Copyright ©2006 Brooks/Cole, a division of Thomson Learning, Inc. 33 Confidentiality and Anonymity: People will often answer questions differently based on the degree to which they believe they are anonymous. Easier to ensure confidentiality, promise not to release identifying information, than anonymity, researcher does not know the identity of the respondents. Possible Sources of Response Bias in Surveys (cont)

Copyright ©2006 Brooks/Cole, a division of Thomson Learning, Inc. 34 Be Sure You Understand What Was Measured: Words can have different meanings. Important to get a precise definition of what was actually asked or measured. E.g. Who is really unemployed? Some Concepts Are Hard to Precisely Define: E.g. How to measure intelligence? Measuring Attitudes and Emotions: E.g. How to measure self-esteem and happiness?

Copyright ©2006 Brooks/Cole, a division of Thomson Learning, Inc. 35 Open or Closed Questions: Should Choices Be Given? Open question = respondents allowed to answer in own words. Closed question = given list of alternatives, usually offer choice of “other” and can fill in blank. If closed are preferred, they should first be presented as open questions (in a pilot survey) for establishing list of choices. Results can be difficult to summarize with open questions.

Copyright ©2006 Brooks/Cole, a division of Thomson Learning, Inc. 36 Case Study 4.2 No Opinion of Your Own? Let Politics Decide 1978 Poll, Cincinnati, Ohio: people asked whether they “favored or opposed repealing the 1975 Public Affairs Act.” No such act, about one-third expressed opinion. 1995 Washington Post Poll: 1000 randomly selected people asked “Some people say the 1975 Public Affairs Act should be repealed. Do you agree or disagree that it should be repealed?” 43% expressed opinion, 24% agreeing should be repealed.

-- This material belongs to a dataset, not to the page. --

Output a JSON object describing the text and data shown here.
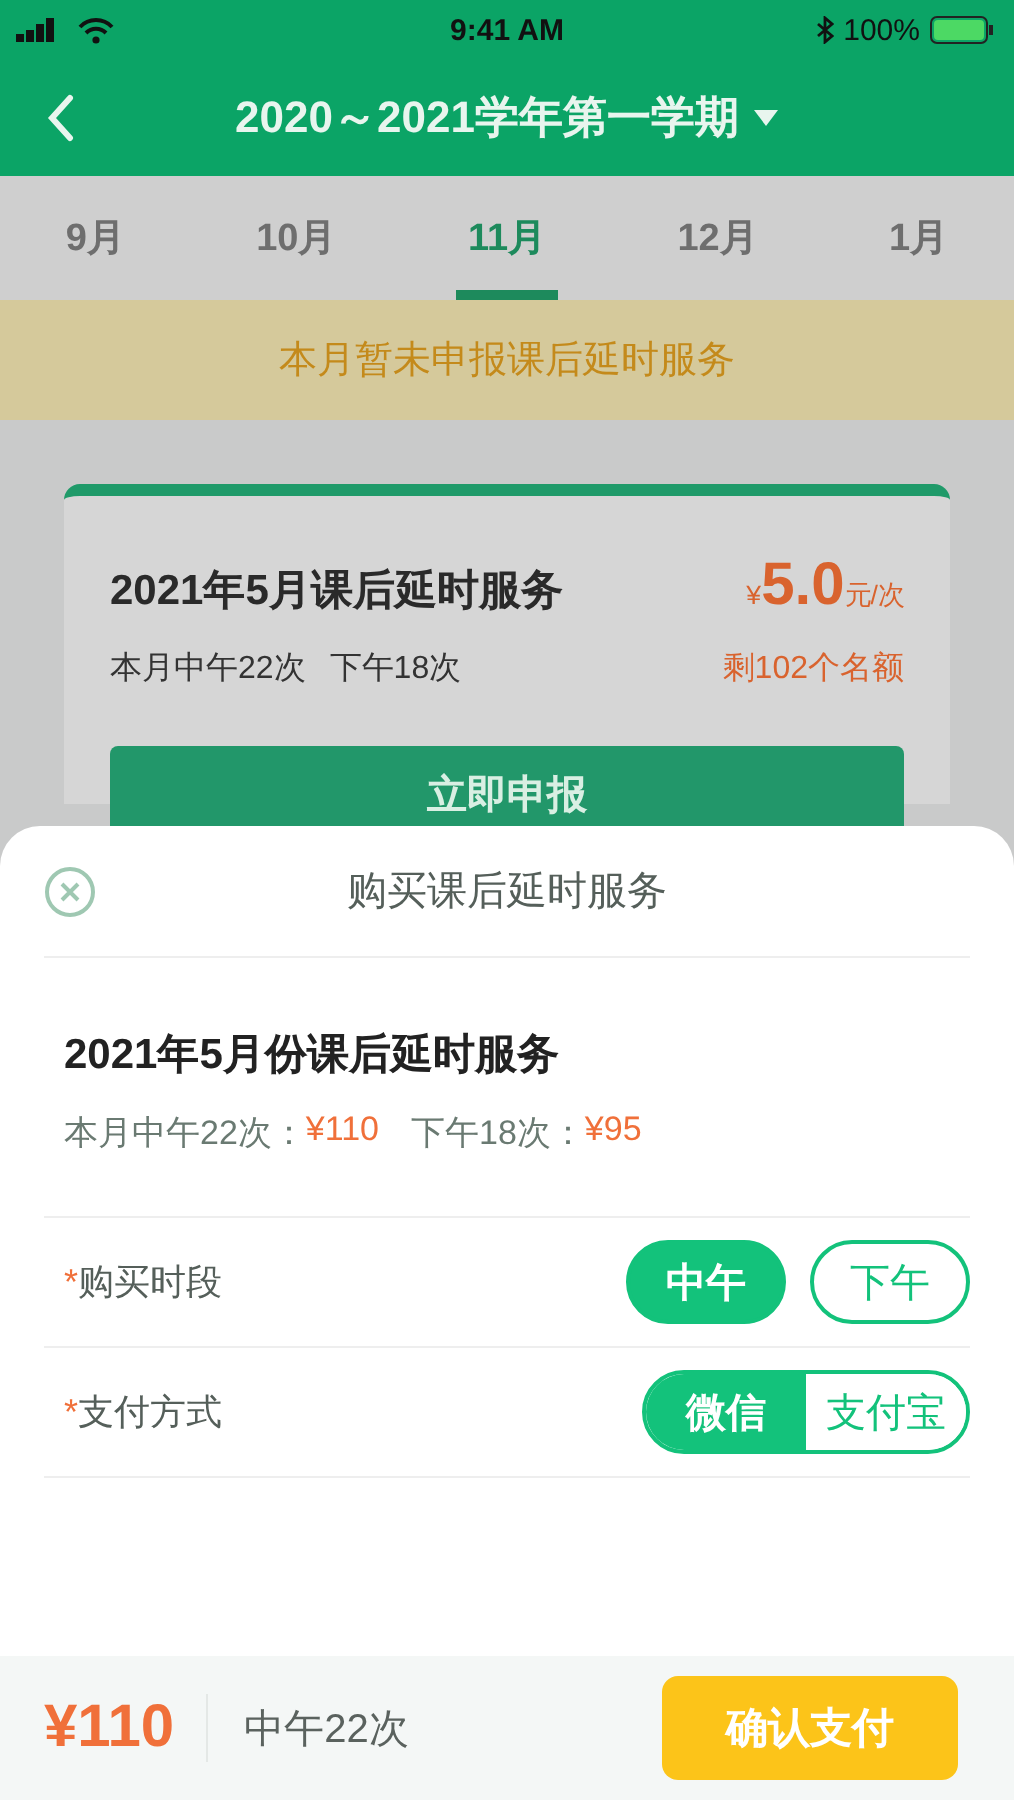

Copyright ©2006 Brooks/Cole, a division of Thomson Learning, Inc. 37 Case Study 4.2 No Opinion of Your Own? Let Politics Decide (cont) Second 1995 Washington Post Poll: polled two separate groups of 500 randomly selected adults. Group 1: “President Clinton [a Democrat] said that the 1975 Public Affairs Act should be repealed. Do you agree or disagree?” Of those expressing an opinion: 36% of the Democrats agreed should be repealed, 16% of the Republicans agreed should be repealed. Group 2: “The Republicans in Congress said that the 1975 Public Affairs Act should be repealed. Do you agree or disagree?” Of those expressing an opinion: 36% of the Republicans agreed should be repealed, 19% of the Democrats agreed should be repealed.